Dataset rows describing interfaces
-------

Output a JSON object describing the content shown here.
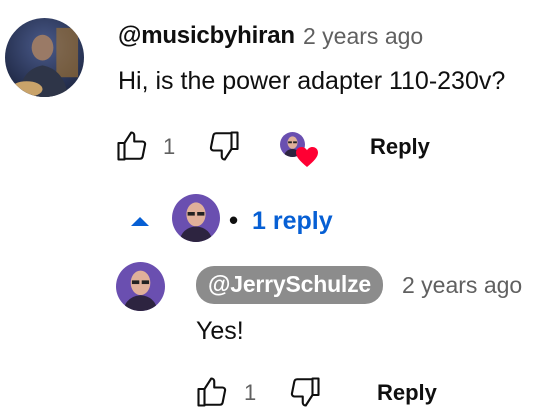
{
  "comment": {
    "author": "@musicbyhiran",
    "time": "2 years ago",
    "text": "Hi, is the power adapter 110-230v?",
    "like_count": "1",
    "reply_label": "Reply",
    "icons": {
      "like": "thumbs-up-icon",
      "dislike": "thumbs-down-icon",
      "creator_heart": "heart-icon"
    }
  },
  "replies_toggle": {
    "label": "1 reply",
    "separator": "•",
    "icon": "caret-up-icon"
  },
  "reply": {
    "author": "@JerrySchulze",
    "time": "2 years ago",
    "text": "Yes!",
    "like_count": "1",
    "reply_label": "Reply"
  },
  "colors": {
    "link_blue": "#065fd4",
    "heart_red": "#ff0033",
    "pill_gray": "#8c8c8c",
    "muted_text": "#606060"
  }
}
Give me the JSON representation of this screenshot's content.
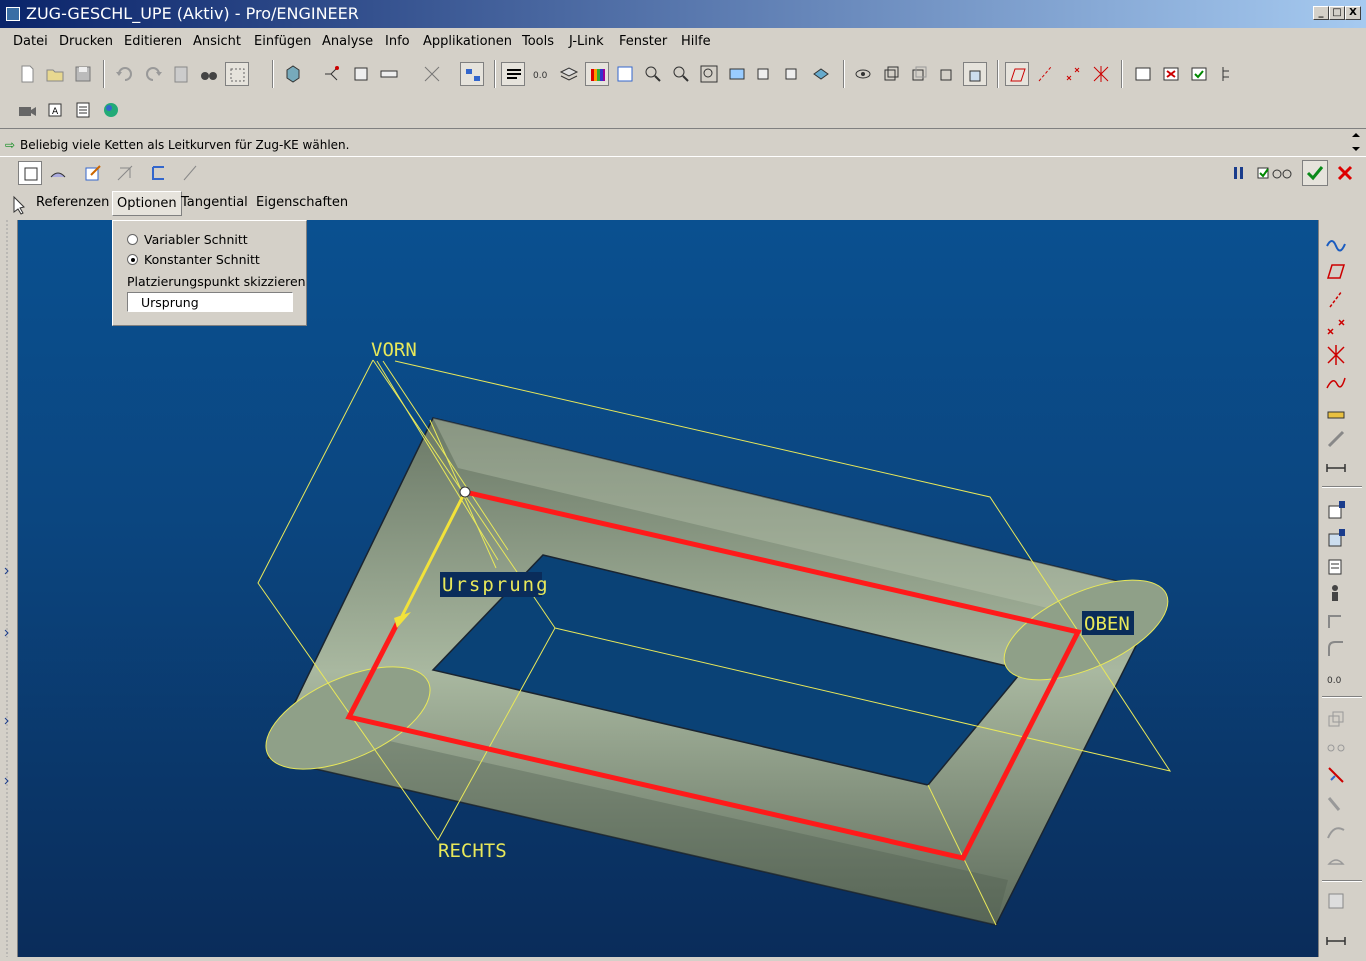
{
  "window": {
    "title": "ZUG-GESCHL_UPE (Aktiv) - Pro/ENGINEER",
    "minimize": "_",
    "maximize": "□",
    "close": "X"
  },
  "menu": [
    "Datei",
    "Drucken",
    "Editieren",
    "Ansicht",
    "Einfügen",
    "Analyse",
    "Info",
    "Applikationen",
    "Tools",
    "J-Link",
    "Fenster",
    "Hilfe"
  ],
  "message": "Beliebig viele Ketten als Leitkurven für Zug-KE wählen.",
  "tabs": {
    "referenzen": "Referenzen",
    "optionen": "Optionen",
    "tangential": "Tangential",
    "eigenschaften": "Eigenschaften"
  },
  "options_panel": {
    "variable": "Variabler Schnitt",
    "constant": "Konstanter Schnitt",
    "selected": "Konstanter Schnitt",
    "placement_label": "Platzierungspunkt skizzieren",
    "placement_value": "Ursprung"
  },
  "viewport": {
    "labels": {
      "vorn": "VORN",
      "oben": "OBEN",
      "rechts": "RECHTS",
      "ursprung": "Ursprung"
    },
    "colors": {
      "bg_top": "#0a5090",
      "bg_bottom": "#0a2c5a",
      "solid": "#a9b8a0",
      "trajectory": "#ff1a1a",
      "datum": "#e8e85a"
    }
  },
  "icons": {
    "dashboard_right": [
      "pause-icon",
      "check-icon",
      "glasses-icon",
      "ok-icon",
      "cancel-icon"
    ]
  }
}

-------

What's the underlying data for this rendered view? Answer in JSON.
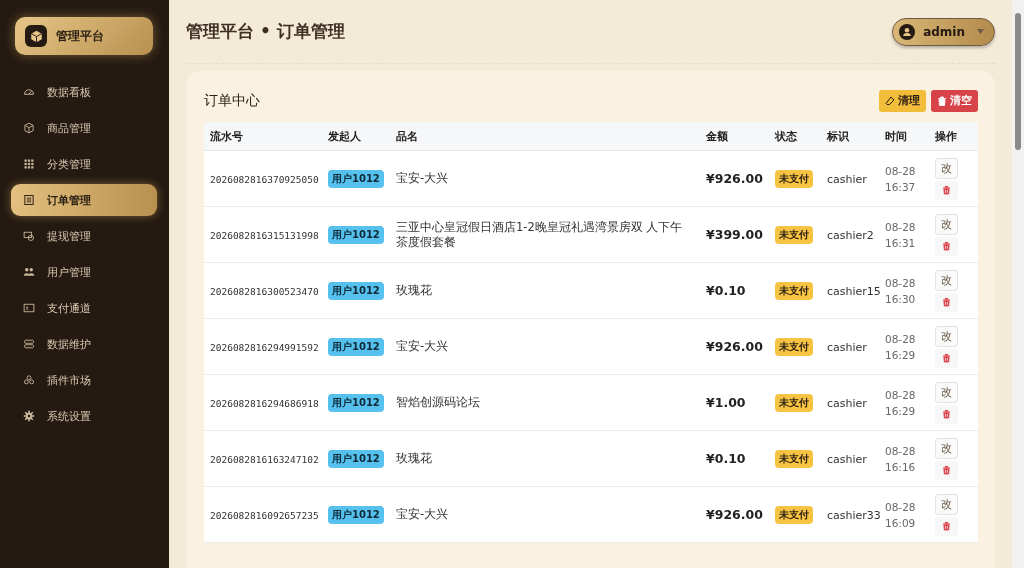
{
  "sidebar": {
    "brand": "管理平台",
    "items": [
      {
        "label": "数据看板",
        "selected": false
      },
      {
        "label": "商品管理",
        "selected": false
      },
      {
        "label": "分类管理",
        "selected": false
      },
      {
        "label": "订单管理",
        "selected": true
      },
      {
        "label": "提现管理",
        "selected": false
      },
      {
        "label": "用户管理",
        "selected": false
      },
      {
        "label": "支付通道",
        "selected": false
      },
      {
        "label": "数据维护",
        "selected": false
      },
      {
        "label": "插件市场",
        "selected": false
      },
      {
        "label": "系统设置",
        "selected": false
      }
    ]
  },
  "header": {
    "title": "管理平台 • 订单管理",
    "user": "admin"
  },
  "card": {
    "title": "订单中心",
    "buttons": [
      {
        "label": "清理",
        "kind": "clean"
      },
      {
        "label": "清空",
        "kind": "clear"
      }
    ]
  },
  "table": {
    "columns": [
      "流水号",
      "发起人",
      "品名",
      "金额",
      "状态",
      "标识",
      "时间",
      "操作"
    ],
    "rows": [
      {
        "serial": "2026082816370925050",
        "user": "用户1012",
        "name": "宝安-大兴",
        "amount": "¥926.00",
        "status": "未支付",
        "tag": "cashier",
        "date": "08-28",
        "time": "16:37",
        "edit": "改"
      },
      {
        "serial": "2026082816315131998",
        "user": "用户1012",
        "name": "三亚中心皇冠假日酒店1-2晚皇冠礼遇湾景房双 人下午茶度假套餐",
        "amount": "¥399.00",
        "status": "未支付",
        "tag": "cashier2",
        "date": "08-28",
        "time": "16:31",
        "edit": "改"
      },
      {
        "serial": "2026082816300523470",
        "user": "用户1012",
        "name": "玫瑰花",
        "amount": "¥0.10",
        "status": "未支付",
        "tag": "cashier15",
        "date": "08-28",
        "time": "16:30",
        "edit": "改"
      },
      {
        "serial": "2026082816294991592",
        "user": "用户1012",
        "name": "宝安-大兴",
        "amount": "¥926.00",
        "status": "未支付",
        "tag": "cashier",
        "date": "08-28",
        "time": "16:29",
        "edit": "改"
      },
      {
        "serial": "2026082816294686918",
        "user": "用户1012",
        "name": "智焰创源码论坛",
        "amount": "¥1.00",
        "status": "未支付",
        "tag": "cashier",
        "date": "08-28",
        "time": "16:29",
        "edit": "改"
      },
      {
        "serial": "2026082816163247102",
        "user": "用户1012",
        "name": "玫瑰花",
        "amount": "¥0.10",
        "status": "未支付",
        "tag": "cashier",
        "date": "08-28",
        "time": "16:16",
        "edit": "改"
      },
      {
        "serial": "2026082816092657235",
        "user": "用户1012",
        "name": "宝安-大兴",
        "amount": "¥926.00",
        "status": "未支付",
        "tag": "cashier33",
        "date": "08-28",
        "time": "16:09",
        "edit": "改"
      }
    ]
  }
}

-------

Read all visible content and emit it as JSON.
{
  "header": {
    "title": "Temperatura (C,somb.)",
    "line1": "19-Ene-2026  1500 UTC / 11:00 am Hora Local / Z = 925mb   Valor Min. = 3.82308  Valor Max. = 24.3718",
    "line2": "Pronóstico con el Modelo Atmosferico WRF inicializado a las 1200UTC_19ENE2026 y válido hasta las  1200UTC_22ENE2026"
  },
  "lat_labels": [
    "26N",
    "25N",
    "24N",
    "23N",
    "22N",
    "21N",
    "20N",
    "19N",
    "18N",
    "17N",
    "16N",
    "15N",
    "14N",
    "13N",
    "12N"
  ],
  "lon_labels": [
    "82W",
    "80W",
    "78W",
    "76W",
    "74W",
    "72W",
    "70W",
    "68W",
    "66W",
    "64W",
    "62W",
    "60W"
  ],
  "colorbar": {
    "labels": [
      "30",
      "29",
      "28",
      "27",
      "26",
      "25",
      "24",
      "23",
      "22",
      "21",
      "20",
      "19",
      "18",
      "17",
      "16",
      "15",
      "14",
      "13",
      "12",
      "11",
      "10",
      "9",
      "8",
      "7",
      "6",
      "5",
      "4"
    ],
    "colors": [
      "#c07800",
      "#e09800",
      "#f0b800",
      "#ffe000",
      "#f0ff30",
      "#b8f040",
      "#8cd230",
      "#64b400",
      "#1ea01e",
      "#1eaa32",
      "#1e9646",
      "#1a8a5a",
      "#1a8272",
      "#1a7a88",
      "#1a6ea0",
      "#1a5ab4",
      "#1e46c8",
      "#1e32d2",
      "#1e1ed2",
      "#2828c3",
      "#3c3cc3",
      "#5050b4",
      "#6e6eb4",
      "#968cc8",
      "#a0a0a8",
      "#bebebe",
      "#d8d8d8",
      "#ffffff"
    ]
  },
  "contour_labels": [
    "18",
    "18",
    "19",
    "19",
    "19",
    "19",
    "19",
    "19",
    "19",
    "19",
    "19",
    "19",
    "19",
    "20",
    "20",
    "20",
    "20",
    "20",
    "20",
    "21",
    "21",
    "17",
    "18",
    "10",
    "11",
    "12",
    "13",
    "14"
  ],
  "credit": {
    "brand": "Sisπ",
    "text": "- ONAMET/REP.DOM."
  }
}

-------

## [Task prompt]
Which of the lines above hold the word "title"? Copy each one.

## [Solved exercise]
    "title": "ZUG-GESCHL_UPE (Aktiv) - Pro/ENGINEER",
    "title": "管理平台 • 订单管理",
    "title": "订单中心",
    "title": "Temperatura (C,somb.)",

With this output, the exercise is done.